"I'm not too concerned with the analytic B.S., I'm worried about my mechanical fix for my next start." 

Cubs set the wrong kind of history in blowout

Cubs set the wrong kind of history in blowout

Cubs fans had plenty to cheer about late in Friday's game against the Cardinals, but not in the way they expected.

With St. Louis absolutely wearing out the Cubs pitching staff in an 18-5 blowout, Joe Maddon turned to a trio of position players to pitch.

In front of 41,077 people at Wrigley Field for the second game of the official second half of the season, Tommy La Stella came on to pitch for the Cubs with 2 outs in the top of the sixth inning. After La Stella got 4 outs, it was Victor Caratini's turn for the eighth inning.

The Cubs have actually used multiple position players as a pitcher before, but it was back on June 16, 1884 in a 20-9 loss, according to historian Ed Hartig. Obviously, the game of baseball was quite different back then.

But just using two position players on the mound wasn't enough for this wacky day at the ballpark.

Ian Happ got the nod for the ninth inning on the mound, serving as the third different position player on the mound. He joked he was using his sinker effectively and that he's now the Cubs clubhouse leader in ERA after not giving up a run in his inning of work.

Was there a friendly competition between Happ, Caratini and La Stella?

"Yes," Happ said. "I won." 

How did Maddon determine who would get the opportunity to make history?

Well, for starters, the process began with getting a certain player OUT of the lineup.

"I had to take Rizzo out of the game because he would've been badgering me the whole time," Maddon laughed. "So it started by getting Rizzo out, and that made my decision-making process a lot easier. Otherwise just imagine him harping in your ear constantly that he wants to pitch and every time I go out to the mound and the game may be lopsided as I'm maybe bringing somebody else in, he reminds me.

"At some point, hopefully in a good situation where we're leading [he can get in and pitch]."

Seeing a position player pitch has actually been a pretty common occurence under Maddon as he's done everything he can to limit the stress on the bullpen:

"I think the fans kinda started to enjoy it, too, which is always fun when you're getting blown out," said Kris Bryant, who connected on his 11th homer of the season in the blowout loss. "Those guys stepped up for us to save the bullpen. So there ya go. We're making history."

Meanwhile, on the other side, Matt Carpenter had a record-setting game.

Before being removed from the game in the sixth inning, Carpenter smashed 3 homers and 2 doubles and drove in 7 runs.

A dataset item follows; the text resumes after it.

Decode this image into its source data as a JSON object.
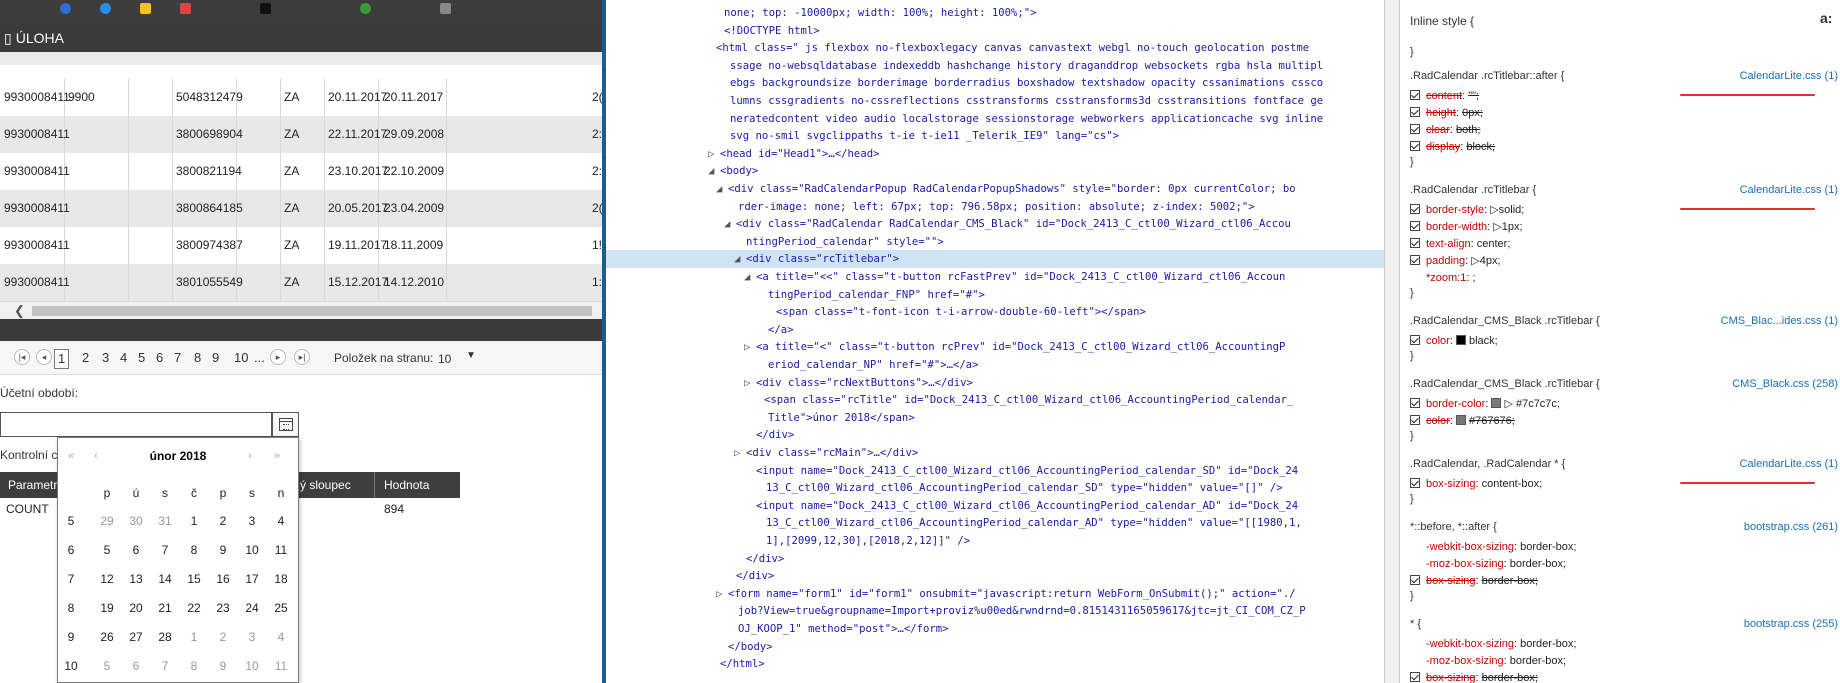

It tied a Cardinals record for total bases (16) while tying the MLB record for most extra-base hits in a game (5):

It also was only the second recorded game in MLB history where a player had 3 doubles and 2 homers. The other? Bryant, of course — in Cincinnati in 2016.

Of course, the fact he did it all before the game reached the seventh inning is remarkable:

Offensively, the Cubs left 12 men on base, which would normally be the focal point of ire for the fanbase if not for the rest of the day's events...